**RECORDS PROVIDED**
○ ○ ○ ○
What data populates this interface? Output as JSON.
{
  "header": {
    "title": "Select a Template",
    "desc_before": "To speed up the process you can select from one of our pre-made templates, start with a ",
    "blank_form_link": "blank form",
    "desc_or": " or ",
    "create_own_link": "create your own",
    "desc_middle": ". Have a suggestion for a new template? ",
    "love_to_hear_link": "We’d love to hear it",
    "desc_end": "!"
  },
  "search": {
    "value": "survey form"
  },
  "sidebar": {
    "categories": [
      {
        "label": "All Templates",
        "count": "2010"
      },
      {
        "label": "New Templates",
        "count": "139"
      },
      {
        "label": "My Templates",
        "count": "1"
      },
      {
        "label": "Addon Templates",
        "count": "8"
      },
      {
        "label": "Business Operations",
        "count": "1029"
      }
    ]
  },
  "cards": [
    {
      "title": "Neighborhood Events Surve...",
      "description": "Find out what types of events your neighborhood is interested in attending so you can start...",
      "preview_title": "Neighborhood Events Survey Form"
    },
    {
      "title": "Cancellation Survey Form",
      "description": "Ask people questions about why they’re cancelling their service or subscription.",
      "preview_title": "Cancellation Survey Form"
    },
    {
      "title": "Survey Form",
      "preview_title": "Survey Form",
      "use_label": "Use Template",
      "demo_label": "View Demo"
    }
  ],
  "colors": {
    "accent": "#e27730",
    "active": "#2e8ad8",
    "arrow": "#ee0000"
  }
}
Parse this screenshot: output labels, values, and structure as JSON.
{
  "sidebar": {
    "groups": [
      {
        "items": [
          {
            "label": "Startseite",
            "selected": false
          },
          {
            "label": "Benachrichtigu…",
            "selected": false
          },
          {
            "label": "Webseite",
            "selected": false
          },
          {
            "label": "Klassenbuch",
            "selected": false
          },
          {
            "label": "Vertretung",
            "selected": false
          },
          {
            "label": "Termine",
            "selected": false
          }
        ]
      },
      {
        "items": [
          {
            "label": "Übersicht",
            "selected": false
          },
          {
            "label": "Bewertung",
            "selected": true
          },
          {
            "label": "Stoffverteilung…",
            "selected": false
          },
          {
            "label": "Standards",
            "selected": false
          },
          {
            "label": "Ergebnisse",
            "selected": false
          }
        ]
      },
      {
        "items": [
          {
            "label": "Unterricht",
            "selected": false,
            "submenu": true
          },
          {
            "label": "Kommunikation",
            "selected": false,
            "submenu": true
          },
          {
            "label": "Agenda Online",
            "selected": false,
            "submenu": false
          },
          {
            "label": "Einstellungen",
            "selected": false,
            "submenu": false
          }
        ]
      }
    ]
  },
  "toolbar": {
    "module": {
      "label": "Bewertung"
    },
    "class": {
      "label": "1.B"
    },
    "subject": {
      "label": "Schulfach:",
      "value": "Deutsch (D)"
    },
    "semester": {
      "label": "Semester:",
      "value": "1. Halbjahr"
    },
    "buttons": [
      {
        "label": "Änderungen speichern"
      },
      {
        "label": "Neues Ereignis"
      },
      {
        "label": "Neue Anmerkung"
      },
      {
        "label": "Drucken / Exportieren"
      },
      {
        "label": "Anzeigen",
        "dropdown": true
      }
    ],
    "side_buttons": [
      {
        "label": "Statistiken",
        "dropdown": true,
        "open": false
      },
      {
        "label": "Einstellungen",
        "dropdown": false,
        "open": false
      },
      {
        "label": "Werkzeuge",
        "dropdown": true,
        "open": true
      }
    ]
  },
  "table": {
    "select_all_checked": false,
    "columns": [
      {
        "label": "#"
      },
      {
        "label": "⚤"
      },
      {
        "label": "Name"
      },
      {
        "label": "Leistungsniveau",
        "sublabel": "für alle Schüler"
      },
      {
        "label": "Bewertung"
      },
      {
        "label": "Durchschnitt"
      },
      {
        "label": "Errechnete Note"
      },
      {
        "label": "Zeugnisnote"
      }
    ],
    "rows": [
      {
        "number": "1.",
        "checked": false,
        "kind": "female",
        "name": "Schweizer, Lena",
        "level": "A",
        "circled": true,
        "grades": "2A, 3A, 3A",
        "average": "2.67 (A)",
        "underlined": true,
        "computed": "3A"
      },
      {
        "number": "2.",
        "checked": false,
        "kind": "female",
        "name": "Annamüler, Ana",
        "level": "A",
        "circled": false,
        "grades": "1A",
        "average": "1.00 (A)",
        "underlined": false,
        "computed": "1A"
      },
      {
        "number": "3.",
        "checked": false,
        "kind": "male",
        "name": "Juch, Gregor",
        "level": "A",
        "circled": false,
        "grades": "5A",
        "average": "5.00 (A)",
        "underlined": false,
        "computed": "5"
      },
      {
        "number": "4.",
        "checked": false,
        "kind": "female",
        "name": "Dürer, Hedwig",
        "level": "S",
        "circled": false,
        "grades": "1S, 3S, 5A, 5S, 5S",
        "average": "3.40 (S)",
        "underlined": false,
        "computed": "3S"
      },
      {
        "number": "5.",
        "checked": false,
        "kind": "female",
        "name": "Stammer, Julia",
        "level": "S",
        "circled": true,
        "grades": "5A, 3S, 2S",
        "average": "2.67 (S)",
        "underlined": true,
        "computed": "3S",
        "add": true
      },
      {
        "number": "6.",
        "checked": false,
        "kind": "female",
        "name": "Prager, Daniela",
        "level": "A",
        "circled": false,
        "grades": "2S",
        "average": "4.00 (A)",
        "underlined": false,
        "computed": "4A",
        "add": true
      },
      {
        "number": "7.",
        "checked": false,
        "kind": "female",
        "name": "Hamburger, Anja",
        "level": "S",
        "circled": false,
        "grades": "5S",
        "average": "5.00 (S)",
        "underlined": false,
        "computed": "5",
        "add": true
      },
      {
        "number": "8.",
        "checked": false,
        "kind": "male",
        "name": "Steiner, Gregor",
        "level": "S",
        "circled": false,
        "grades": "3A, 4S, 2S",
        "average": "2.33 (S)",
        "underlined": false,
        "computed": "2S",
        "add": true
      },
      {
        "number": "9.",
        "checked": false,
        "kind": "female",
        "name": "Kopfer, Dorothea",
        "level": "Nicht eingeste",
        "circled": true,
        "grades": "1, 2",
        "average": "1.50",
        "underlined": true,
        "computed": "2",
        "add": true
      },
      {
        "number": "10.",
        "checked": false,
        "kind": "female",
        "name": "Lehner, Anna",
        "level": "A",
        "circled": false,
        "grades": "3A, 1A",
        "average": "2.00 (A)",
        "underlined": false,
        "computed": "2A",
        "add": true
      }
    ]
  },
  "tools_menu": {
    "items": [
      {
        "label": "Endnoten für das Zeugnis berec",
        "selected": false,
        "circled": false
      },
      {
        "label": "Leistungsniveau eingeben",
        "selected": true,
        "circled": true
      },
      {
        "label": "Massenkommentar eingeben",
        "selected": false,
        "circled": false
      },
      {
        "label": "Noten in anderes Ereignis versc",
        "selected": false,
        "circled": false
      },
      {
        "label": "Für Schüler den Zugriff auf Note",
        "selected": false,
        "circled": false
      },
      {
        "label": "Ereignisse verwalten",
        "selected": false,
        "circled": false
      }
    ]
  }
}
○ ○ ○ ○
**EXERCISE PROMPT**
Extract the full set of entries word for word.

**FINISHED TASK**
What data populates this interface? Output as JSON.
{
  "header": {
    "title": "Select a Template",
    "desc_before": "To speed up the process you can select from one of our pre-made templates, start with a ",
    "blank_form_link": "blank form",
    "desc_or": " or ",
    "create_own_link": "create your own",
    "desc_middle": ". Have a suggestion for a new template? ",
    "love_to_hear_link": "We’d love to hear it",
    "desc_end": "!"
  },
  "search": {
    "value": "survey form"
  },
  "sidebar": {
    "categories": [
      {
        "label": "All Templates",
        "count": "2010"
      },
      {
        "label": "New Templates",
        "count": "139"
      },
      {
        "label": "My Templates",
        "count": "1"
      },
      {
        "label": "Addon Templates",
        "count": "8"
      },
      {
        "label": "Business Operations",
        "count": "1029"
      }
    ]
  },
  "cards": [
    {
      "title": "Neighborhood Events Surve...",
      "description": "Find out what types of events your neighborhood is interested in attending so you can start...",
      "preview_title": "Neighborhood Events Survey Form"
    },
    {
      "title": "Cancellation Survey Form",
      "description": "Ask people questions about why they’re cancelling their service or subscription.",
      "preview_title": "Cancellation Survey Form"
    },
    {
      "title": "Survey Form",
      "preview_title": "Survey Form",
      "use_label": "Use Template",
      "demo_label": "View Demo"
    }
  ],
  "colors": {
    "accent": "#e27730",
    "active": "#2e8ad8",
    "arrow": "#ee0000"
  }
}
Parse this screenshot: output labels, values, and structure as JSON.
{
  "sidebar": {
    "groups": [
      {
        "items": [
          {
            "label": "Startseite",
            "selected": false
          },
          {
            "label": "Benachrichtigu…",
            "selected": false
          },
          {
            "label": "Webseite",
            "selected": false
          },
          {
            "label": "Klassenbuch",
            "selected": false
          },
          {
            "label": "Vertretung",
            "selected": false
          },
          {
            "label": "Termine",
            "selected": false
          }
        ]
      },
      {
        "items": [
          {
            "label": "Übersicht",
            "selected": false
          },
          {
            "label": "Bewertung",
            "selected": true
          },
          {
            "label": "Stoffverteilung…",
            "selected": false
          },
          {
            "label": "Standards",
            "selected": false
          },
          {
            "label": "Ergebnisse",
            "selected": false
          }
        ]
      },
      {
        "items": [
          {
            "label": "Unterricht",
            "selected": false,
            "submenu": true
          },
          {
            "label": "Kommunikation",
            "selected": false,
            "submenu": true
          },
          {
            "label": "Agenda Online",
            "selected": false,
            "submenu": false
          },
          {
            "label": "Einstellungen",
            "selected": false,
            "submenu": false
          }
        ]
      }
    ]
  },
  "toolbar": {
    "module": {
      "label": "Bewertung"
    },
    "class": {
      "label": "1.B"
    },
    "subject": {
      "label": "Schulfach:",
      "value": "Deutsch (D)"
    },
    "semester": {
      "label": "Semester:",
      "value": "1. Halbjahr"
    },
    "buttons": [
      {
        "label": "Änderungen speichern"
      },
      {
        "label": "Neues Ereignis"
      },
      {
        "label": "Neue Anmerkung"
      },
      {
        "label": "Drucken / Exportieren"
      },
      {
        "label": "Anzeigen",
        "dropdown": true
      }
    ],
    "side_buttons": [
      {
        "label": "Statistiken",
        "dropdown": true,
        "open": false
      },
      {
        "label": "Einstellungen",
        "dropdown": false,
        "open": false
      },
      {
        "label": "Werkzeuge",
        "dropdown": true,
        "open": true
      }
    ]
  },
  "table": {
    "select_all_checked": false,
    "columns": [
      {
        "label": "#"
      },
      {
        "label": "⚤"
      },
      {
        "label": "Name"
      },
      {
        "label": "Leistungsniveau",
        "sublabel": "für alle Schüler"
      },
      {
        "label": "Bewertung"
      },
      {
        "label": "Durchschnitt"
      },
      {
        "label": "Errechnete Note"
      },
      {
        "label": "Zeugnisnote"
      }
    ],
    "rows": [
      {
        "number": "1.",
        "checked": false,
        "kind": "female",
        "name": "Schweizer, Lena",
        "level": "A",
        "circled": true,
        "grades": "2A, 3A, 3A",
        "average": "2.67 (A)",
        "underlined": true,
        "computed": "3A"
      },
      {
        "number": "2.",
        "checked": false,
        "kind": "female",
        "name": "Annamüler, Ana",
        "level": "A",
        "circled": false,
        "grades": "1A",
        "average": "1.00 (A)",
        "underlined": false,
        "computed": "1A"
      },
      {
        "number": "3.",
        "checked": false,
        "kind": "male",
        "name": "Juch, Gregor",
        "level": "A",
        "circled": false,
        "grades": "5A",
        "average": "5.00 (A)",
        "underlined": false,
        "computed": "5"
      },
      {
        "number": "4.",
        "checked": false,
        "kind": "female",
        "name": "Dürer, Hedwig",
        "level": "S",
        "circled": false,
        "grades": "1S, 3S, 5A, 5S, 5S",
        "average": "3.40 (S)",
        "underlined": false,
        "computed": "3S"
      },
      {
        "number": "5.",
        "checked": false,
        "kind": "female",
        "name": "Stammer, Julia",
        "level": "S",
        "circled": true,
        "grades": "5A, 3S, 2S",
        "average": "2.67 (S)",
        "underlined": true,
        "computed": "3S",
        "add": true
      },
      {
        "number": "6.",
        "checked": false,
        "kind": "female",
        "name": "Prager, Daniela",
        "level": "A",
        "circled": false,
        "grades": "2S",
        "average": "4.00 (A)",
        "underlined": false,
        "computed": "4A",
        "add": true
      },
      {
        "number": "7.",
        "checked": false,
        "kind": "female",
        "name": "Hamburger, Anja",
        "level": "S",
        "circled": false,
        "grades": "5S",
        "average": "5.00 (S)",
        "underlined": false,
        "computed": "5",
        "add": true
      },
      {
        "number": "8.",
        "checked": false,
        "kind": "male",
        "name": "Steiner, Gregor",
        "level": "S",
        "circled": false,
        "grades": "3A, 4S, 2S",
        "average": "2.33 (S)",
        "underlined": false,
        "computed": "2S",
        "add": true
      },
      {
        "number": "9.",
        "checked": false,
        "kind": "female",
        "name": "Kopfer, Dorothea",
        "level": "Nicht eingeste",
        "circled": true,
        "grades": "1, 2",
        "average": "1.50",
        "underlined": true,
        "computed": "2",
        "add": true
      },
      {
        "number": "10.",
        "checked": false,
        "kind": "female",
        "name": "Lehner, Anna",
        "level": "A",
        "circled": false,
        "grades": "3A, 1A",
        "average": "2.00 (A)",
        "underlined": false,
        "computed": "2A",
        "add": true
      }
    ]
  },
  "tools_menu": {
    "items": [
      {
        "label": "Endnoten für das Zeugnis berec",
        "selected": false,
        "circled": false
      },
      {
        "label": "Leistungsniveau eingeben",
        "selected": true,
        "circled": true
      },
      {
        "label": "Massenkommentar eingeben",
        "selected": false,
        "circled": false
      },
      {
        "label": "Noten in anderes Ereignis versc",
        "selected": false,
        "circled": false
      },
      {
        "label": "Für Schüler den Zugriff auf Note",
        "selected": false,
        "circled": false
      },
      {
        "label": "Ereignisse verwalten",
        "selected": false,
        "circled": false
      }
    ]
  }
}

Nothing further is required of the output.